The second big issue affects anyone who bought insurance from an exchange. Typically people go on-line, (if the website actually worked), and pick an insurance plan. A portion of the cost of the coverage is offset by subsidies that are based on the income information the taxpayer supplied when they applied. The potential problem is that the actual amount of the subsidy is going to be determined by a computation on their tax return. Some may be in for an unpleasant surprise. If the amount of income used when they applied for coverage is lower than the actual income reported on the tax return, they may find that they received too much in subsidies and may have some or all of the subsidy amounts added to their tax bill.

Some are also worried that many taxpayers may experience filing delays. Those buying coverage from the exchanges will receive a form from the exchange that details coverage and subsidy amounts. This form will be vital in correctly computing their taxes on their 2014 tax return. If the forms are delayed, preparation and filing of returns will be delayed. If taxpayers file without receiving the forms, it could result in adjustment notices from the IRS or delayed refunds. Here is an article on possible filing delays.

Finally, […]

Billups CPA’s Successfully Completes 2014 Peer Review

Our firm recently and successfully completed a system review of our accounting and auditing quality control system.

Certified Public Accounting firms that perform auditing and accounting engagements are required to obtain an independent peer review of their quality control system every three years. The goal is to determine whether the quality system is designed and implemented in a way that assures that the firm’s accounting and auditing work meets the rigorous standards of the profession.

Billup’s review was completed in July and the report was accepted by the Peer Review Committee of the Oregon Society of Certified Public Accountants on August 1.  Firms can receive a rating of “pass”, “pass with deficiencies”, or” fail”. The Billup’s Company’s rating on the review was “pass”. A copy of the report can be read below.

Peer Review Report

Penalties for Failure to File Returns and Pay Taxes

Here is a excellent article on the consequences for ignoring the filing deadlines set by Congress in the Internal Revenue Code. Failure to file returns and pay taxes by the April 15th deadline can be a costly mistake.
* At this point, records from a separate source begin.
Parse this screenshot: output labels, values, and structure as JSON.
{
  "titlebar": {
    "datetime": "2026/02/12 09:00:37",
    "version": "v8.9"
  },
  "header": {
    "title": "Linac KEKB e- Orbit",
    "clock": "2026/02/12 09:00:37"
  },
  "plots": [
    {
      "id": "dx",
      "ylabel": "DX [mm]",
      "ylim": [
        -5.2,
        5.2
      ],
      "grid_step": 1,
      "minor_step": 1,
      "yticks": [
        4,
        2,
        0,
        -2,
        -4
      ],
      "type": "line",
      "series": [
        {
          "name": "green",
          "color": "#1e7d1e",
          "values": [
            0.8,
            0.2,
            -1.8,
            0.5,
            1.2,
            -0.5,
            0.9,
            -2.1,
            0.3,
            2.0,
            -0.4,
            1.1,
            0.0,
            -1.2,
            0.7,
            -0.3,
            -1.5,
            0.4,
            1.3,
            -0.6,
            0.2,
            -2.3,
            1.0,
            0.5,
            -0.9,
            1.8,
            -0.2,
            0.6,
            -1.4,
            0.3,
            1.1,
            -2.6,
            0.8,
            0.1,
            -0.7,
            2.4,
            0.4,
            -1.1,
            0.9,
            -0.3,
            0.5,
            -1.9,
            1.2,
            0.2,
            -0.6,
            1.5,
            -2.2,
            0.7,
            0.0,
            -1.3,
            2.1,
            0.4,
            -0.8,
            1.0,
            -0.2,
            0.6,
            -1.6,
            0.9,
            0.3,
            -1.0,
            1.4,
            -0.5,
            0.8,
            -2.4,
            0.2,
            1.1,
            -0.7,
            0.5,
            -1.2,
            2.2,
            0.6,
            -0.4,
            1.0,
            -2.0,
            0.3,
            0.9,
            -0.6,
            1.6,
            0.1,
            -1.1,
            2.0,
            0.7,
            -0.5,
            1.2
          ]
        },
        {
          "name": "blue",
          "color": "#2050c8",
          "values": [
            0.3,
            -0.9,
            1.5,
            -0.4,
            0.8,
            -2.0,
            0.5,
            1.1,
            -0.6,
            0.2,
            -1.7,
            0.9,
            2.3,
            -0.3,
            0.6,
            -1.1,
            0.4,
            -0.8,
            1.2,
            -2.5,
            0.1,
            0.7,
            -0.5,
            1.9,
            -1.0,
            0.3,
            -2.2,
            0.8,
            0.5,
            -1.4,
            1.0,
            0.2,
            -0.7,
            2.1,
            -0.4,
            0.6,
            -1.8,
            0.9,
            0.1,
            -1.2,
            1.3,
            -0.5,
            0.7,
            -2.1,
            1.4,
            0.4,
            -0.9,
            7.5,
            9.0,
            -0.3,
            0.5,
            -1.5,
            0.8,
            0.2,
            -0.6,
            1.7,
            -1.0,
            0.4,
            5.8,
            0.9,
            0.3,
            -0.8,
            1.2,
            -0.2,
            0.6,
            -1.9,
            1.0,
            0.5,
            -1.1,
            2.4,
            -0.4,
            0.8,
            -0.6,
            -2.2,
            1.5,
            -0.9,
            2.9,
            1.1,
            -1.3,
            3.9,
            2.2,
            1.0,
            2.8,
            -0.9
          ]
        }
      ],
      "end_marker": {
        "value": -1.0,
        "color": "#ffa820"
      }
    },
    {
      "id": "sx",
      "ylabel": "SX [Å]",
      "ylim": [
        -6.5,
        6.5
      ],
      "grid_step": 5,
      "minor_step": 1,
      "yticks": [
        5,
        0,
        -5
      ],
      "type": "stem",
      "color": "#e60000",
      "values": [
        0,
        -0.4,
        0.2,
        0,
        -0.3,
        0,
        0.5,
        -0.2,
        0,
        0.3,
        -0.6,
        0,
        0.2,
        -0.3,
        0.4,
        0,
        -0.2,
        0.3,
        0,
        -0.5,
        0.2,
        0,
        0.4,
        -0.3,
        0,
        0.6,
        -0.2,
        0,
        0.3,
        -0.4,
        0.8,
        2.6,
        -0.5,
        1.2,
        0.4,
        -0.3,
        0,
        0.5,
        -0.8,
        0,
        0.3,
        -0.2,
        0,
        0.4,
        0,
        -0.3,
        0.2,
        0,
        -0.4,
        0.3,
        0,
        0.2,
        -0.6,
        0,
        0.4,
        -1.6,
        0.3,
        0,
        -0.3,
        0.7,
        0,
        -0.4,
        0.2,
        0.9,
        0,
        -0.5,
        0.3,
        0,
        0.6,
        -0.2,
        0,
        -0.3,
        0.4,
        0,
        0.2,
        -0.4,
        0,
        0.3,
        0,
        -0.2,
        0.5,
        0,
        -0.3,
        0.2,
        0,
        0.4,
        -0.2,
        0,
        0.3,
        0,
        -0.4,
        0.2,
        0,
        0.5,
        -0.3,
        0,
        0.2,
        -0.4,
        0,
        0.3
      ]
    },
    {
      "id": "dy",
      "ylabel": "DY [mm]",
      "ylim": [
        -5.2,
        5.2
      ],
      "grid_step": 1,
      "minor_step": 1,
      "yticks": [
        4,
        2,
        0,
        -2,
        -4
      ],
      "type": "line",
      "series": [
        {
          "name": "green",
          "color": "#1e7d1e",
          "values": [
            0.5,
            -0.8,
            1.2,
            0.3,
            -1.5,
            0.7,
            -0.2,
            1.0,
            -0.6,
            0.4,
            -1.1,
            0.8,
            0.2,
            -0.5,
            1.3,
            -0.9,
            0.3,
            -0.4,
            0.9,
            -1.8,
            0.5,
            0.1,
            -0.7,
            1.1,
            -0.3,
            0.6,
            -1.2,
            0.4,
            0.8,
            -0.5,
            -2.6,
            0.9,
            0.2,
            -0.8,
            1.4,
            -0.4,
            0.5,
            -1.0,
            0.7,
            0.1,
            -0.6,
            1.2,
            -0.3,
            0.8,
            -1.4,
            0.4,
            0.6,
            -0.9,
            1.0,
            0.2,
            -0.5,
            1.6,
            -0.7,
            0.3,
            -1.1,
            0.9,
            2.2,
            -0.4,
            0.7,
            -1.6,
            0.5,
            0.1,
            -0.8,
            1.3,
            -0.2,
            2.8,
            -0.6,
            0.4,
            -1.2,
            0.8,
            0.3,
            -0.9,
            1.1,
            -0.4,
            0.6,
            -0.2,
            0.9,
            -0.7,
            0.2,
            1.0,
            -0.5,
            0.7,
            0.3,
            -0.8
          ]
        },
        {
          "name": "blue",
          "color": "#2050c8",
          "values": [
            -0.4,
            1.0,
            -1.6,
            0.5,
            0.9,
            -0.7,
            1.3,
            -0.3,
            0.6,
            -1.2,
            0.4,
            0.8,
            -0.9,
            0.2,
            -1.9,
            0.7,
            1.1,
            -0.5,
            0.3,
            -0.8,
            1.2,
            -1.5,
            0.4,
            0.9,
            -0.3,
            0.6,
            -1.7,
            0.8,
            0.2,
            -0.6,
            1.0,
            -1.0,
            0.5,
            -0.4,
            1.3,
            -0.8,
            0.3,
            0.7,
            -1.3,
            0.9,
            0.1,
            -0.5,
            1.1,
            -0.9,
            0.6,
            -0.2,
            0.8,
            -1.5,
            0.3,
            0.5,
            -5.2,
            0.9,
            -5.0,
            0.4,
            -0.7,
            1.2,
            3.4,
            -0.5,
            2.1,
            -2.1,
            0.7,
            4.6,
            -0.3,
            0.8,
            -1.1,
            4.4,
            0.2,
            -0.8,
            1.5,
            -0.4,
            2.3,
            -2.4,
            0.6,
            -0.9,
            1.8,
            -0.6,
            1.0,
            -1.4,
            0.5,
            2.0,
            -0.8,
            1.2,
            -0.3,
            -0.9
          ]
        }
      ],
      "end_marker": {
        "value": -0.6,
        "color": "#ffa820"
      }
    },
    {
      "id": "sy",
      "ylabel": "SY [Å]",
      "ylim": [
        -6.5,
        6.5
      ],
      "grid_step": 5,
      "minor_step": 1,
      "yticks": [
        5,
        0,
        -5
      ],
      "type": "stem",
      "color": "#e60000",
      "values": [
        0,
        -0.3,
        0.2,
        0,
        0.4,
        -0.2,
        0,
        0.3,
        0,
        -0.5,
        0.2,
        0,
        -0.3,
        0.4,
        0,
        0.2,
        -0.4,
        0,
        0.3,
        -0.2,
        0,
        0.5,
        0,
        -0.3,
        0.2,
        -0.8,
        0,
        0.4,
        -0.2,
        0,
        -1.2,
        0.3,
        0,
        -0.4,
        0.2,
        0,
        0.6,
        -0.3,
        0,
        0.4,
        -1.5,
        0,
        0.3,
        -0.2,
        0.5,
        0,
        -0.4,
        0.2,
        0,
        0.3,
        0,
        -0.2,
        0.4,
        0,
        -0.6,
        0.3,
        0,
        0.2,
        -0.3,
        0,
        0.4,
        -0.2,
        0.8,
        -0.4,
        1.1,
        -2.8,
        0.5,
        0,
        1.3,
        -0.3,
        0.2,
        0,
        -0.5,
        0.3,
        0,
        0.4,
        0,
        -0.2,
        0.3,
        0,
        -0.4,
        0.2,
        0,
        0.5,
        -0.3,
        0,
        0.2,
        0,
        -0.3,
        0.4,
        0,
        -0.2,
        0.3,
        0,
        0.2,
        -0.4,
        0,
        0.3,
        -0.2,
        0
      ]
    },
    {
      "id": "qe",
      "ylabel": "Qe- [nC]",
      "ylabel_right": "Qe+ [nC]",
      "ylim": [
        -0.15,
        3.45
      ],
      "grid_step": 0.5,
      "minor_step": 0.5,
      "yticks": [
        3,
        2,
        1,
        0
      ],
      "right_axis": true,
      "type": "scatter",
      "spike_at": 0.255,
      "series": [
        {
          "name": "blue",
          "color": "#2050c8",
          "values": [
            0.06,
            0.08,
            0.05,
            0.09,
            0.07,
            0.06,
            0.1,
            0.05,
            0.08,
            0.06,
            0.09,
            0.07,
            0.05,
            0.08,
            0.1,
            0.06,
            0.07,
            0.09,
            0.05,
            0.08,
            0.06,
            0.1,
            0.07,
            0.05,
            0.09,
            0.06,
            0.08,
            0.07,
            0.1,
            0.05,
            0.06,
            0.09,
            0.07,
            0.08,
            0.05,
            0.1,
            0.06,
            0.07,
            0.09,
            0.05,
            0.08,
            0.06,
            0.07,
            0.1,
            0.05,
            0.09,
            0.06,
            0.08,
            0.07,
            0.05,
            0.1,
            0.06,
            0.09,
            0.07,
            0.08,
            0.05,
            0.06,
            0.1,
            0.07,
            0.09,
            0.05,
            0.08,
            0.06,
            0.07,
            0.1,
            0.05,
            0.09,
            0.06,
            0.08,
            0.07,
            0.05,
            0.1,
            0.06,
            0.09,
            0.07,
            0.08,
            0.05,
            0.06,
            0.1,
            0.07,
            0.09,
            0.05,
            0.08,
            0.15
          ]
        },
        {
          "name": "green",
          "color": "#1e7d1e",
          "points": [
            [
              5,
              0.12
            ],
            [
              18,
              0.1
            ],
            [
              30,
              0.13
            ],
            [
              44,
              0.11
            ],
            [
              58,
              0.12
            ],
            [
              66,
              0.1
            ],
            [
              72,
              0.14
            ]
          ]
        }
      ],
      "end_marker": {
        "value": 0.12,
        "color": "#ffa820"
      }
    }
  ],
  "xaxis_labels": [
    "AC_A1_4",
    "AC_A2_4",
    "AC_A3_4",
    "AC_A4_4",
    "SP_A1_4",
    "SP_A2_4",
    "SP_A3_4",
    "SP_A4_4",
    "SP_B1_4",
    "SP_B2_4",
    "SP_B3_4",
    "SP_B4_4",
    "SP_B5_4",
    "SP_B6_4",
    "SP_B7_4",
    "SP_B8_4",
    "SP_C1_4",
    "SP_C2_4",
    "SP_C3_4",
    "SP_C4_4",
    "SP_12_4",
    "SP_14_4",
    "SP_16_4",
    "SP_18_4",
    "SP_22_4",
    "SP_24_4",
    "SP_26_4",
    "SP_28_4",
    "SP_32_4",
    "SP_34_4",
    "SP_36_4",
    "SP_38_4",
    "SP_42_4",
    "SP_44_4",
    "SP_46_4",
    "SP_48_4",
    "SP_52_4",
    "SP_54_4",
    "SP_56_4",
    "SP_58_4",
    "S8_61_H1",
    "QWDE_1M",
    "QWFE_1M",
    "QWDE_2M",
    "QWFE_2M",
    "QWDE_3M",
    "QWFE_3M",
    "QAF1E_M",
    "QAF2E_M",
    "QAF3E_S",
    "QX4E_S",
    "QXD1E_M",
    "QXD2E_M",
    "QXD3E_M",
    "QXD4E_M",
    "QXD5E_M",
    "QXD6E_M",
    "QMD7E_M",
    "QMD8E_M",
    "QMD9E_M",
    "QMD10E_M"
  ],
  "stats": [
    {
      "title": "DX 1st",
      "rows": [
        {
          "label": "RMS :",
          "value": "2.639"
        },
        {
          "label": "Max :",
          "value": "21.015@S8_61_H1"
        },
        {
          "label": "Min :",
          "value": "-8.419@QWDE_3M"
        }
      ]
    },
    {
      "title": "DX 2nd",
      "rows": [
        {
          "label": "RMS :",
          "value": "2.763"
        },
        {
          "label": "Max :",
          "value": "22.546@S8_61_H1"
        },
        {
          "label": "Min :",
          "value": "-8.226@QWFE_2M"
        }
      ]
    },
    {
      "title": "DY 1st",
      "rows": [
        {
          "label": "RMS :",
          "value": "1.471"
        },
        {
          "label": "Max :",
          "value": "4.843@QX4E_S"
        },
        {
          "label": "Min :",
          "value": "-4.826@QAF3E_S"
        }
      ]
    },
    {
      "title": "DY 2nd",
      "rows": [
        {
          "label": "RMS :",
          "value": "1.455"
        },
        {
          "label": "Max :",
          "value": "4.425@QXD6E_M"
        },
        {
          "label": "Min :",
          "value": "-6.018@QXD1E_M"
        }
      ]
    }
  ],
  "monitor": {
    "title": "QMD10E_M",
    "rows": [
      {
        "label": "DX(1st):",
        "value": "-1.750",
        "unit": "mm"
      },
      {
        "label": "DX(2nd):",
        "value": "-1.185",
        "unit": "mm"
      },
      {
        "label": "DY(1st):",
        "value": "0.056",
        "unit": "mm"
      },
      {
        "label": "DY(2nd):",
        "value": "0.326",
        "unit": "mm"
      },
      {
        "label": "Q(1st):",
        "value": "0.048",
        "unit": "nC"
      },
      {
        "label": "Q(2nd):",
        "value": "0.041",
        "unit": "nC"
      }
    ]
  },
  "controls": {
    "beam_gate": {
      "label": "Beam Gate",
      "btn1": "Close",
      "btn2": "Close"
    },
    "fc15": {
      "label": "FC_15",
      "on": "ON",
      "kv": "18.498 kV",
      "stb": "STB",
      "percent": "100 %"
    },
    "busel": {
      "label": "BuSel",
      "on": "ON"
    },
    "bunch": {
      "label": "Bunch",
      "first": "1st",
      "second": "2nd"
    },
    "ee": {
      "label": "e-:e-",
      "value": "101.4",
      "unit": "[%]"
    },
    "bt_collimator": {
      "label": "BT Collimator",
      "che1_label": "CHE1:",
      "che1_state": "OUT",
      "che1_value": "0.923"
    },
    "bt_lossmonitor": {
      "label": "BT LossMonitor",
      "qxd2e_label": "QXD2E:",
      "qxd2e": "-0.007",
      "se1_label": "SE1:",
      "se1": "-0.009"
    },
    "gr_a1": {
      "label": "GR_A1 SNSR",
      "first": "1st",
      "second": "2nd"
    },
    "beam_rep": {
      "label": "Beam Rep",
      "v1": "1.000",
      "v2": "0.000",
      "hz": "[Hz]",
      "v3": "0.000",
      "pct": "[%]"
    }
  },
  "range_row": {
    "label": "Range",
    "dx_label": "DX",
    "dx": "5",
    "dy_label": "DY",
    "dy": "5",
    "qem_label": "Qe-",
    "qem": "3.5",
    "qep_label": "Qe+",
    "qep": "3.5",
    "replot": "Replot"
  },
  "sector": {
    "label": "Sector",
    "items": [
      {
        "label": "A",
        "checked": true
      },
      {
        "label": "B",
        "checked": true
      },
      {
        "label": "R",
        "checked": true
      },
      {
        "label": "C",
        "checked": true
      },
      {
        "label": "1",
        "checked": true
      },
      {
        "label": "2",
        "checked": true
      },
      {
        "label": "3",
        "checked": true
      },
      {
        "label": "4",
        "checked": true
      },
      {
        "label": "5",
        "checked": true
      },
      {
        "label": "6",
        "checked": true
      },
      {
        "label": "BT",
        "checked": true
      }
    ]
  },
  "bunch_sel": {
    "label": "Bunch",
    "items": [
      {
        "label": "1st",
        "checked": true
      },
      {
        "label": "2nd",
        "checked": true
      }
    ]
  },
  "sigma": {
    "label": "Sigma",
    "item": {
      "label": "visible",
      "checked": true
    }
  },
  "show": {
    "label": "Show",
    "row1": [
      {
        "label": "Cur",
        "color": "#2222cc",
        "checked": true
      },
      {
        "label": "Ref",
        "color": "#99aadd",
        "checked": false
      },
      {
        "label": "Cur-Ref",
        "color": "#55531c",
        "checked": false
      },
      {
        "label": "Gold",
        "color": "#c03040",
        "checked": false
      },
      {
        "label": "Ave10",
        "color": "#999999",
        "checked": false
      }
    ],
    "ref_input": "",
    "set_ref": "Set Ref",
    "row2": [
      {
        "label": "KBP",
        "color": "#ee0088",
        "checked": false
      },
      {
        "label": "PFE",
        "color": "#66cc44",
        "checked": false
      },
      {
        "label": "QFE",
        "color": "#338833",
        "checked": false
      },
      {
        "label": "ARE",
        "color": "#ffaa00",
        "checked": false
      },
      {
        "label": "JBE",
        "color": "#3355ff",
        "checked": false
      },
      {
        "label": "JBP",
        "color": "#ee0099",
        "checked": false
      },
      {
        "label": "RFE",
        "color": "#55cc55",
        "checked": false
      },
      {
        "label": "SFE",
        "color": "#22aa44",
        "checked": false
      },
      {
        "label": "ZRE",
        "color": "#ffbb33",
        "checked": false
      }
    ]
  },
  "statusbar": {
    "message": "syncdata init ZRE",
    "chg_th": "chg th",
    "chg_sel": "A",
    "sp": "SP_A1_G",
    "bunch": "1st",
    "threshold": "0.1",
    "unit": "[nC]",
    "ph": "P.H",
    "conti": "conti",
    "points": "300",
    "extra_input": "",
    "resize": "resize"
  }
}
If you need more time, an automatic six month extension of time to file can be easily obtained. If you need an extension give us a call.
Here is the link: What Are The Penalties For Failing To File Your Tax Return On Time?

Is it possible to avoid the new 3.8% Net Investment Tax and the additional 0.9% Medicare tax?

Are You Exposed?
The Net Investment Income tax took effect January 1, 2013. You are only exposed to the new 3.8% Medicare tax and the additional 0.9% Medicare tax if your modified adjusted gross income (MAGI) exceeds the applicable threshold o

$250,000 Married filing Jointly
$125,000 Married Filing Separately
$200,000 Single
$200,000 Head of household (with qualifying person)
$250,000 Qualifying widow(er) with dependent child

You may be subject to both taxes, but not on the same type of income. The 0.9% medicare tax is on wages and self-employment income.

The amount hit with the 3.8% tax is the lesser of: (1) your net investment income or (2) the amount by which your MAGI exceeds the applicable threshold from above.
In general, investment income includes, but is not limited to: interest, dividends, capital gains, rental and royalty income, non-qualified annuities, income from businesses involved in trading of financial instruments or commodities and businesses that are passive activities to the taxpayer (passive S-corp and partnership involvement).
There are tax planning strategies to at least lessen these taxes. For example: For property sales, it might be a good idea to do an installment sale and/or a like-kind exchange. If you sold stocks at a gain it might be a good idea to counteract this by selling your stocks that have losses.
These two taxes may have a significant effect more taxpayers going forward since the threshold amounts are not indexed for inflation. We would be happy to meet with you to discuss these taxes further and how they may impact your individual tax situation for the future.